What is required: Set down the entries once more exactly as they were written.

The records:
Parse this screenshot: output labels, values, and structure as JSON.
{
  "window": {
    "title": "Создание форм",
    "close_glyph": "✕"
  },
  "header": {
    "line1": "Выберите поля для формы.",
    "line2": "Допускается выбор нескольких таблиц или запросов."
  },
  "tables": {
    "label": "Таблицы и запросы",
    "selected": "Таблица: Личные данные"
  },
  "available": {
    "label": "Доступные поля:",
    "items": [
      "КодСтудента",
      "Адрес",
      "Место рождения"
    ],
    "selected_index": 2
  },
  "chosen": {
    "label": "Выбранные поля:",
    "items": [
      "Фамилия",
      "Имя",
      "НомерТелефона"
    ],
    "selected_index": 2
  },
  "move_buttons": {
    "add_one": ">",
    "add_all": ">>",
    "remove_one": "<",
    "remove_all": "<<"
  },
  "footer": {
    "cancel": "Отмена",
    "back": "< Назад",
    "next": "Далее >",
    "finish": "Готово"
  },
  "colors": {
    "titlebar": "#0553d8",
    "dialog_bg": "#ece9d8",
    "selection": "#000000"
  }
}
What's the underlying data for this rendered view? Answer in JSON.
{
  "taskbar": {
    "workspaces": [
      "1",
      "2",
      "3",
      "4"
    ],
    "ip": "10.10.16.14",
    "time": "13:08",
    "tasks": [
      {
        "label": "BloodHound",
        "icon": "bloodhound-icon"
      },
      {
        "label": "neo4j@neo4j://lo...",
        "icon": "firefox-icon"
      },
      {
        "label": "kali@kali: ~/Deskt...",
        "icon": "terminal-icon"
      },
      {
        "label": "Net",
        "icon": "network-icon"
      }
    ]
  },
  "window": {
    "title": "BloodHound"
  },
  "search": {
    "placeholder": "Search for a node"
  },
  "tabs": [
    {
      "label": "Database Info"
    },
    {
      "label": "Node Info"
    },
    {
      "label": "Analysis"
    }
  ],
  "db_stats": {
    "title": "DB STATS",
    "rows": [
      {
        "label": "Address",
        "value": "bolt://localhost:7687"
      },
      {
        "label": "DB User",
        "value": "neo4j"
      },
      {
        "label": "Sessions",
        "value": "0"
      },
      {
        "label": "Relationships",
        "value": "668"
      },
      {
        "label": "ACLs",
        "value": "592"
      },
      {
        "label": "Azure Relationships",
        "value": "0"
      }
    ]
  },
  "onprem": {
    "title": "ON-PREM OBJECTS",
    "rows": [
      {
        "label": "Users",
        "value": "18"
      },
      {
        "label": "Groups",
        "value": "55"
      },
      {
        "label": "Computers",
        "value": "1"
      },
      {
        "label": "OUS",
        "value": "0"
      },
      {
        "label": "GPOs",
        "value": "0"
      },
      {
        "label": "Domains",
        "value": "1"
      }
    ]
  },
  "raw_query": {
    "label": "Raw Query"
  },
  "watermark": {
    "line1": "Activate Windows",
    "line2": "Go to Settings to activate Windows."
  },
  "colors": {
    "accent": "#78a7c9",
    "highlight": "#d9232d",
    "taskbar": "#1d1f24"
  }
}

Exercise solution:
Parse this screenshot: output labels, values, and structure as JSON.
{
  "window": {
    "title": "Создание форм",
    "close_glyph": "✕"
  },
  "header": {
    "line1": "Выберите поля для формы.",
    "line2": "Допускается выбор нескольких таблиц или запросов."
  },
  "tables": {
    "label": "Таблицы и запросы",
    "selected": "Таблица: Личные данные"
  },
  "available": {
    "label": "Доступные поля:",
    "items": [
      "КодСтудента",
      "Адрес",
      "Место рождения"
    ],
    "selected_index": 2
  },
  "chosen": {
    "label": "Выбранные поля:",
    "items": [
      "Фамилия",
      "Имя",
      "НомерТелефона"
    ],
    "selected_index": 2
  },
  "move_buttons": {
    "add_one": ">",
    "add_all": ">>",
    "remove_one": "<",
    "remove_all": "<<"
  },
  "footer": {
    "cancel": "Отмена",
    "back": "< Назад",
    "next": "Далее >",
    "finish": "Готово"
  },
  "colors": {
    "titlebar": "#0553d8",
    "dialog_bg": "#ece9d8",
    "selection": "#000000"
  }
}
What's the underlying data for this rendered view? Answer in JSON.
{
  "taskbar": {
    "workspaces": [
      "1",
      "2",
      "3",
      "4"
    ],
    "ip": "10.10.16.14",
    "time": "13:08",
    "tasks": [
      {
        "label": "BloodHound",
        "icon": "bloodhound-icon"
      },
      {
        "label": "neo4j@neo4j://lo...",
        "icon": "firefox-icon"
      },
      {
        "label": "kali@kali: ~/Deskt...",
        "icon": "terminal-icon"
      },
      {
        "label": "Net",
        "icon": "network-icon"
      }
    ]
  },
  "window": {
    "title": "BloodHound"
  },
  "search": {
    "placeholder": "Search for a node"
  },
  "tabs": [
    {
      "label": "Database Info"
    },
    {
      "label": "Node Info"
    },
    {
      "label": "Analysis"
    }
  ],
  "db_stats": {
    "title": "DB STATS",
    "rows": [
      {
        "label": "Address",
        "value": "bolt://localhost:7687"
      },
      {
        "label": "DB User",
        "value": "neo4j"
      },
      {
        "label": "Sessions",
        "value": "0"
      },
      {
        "label": "Relationships",
        "value": "668"
      },
      {
        "label": "ACLs",
        "value": "592"
      },
      {
        "label": "Azure Relationships",
        "value": "0"
      }
    ]
  },
  "onprem": {
    "title": "ON-PREM OBJECTS",
    "rows": [
      {
        "label": "Users",
        "value": "18"
      },
      {
        "label": "Groups",
        "value": "55"
      },
      {
        "label": "Computers",
        "value": "1"
      },
      {
        "label": "OUS",
        "value": "0"
      },
      {
        "label": "GPOs",
        "value": "0"
      },
      {
        "label": "Domains",
        "value": "1"
      }
    ]
  },
  "raw_query": {
    "label": "Raw Query"
  },
  "watermark": {
    "line1": "Activate Windows",
    "line2": "Go to Settings to activate Windows."
  },
  "colors": {
    "accent": "#78a7c9",
    "highlight": "#d9232d",
    "taskbar": "#1d1f24"
  }
}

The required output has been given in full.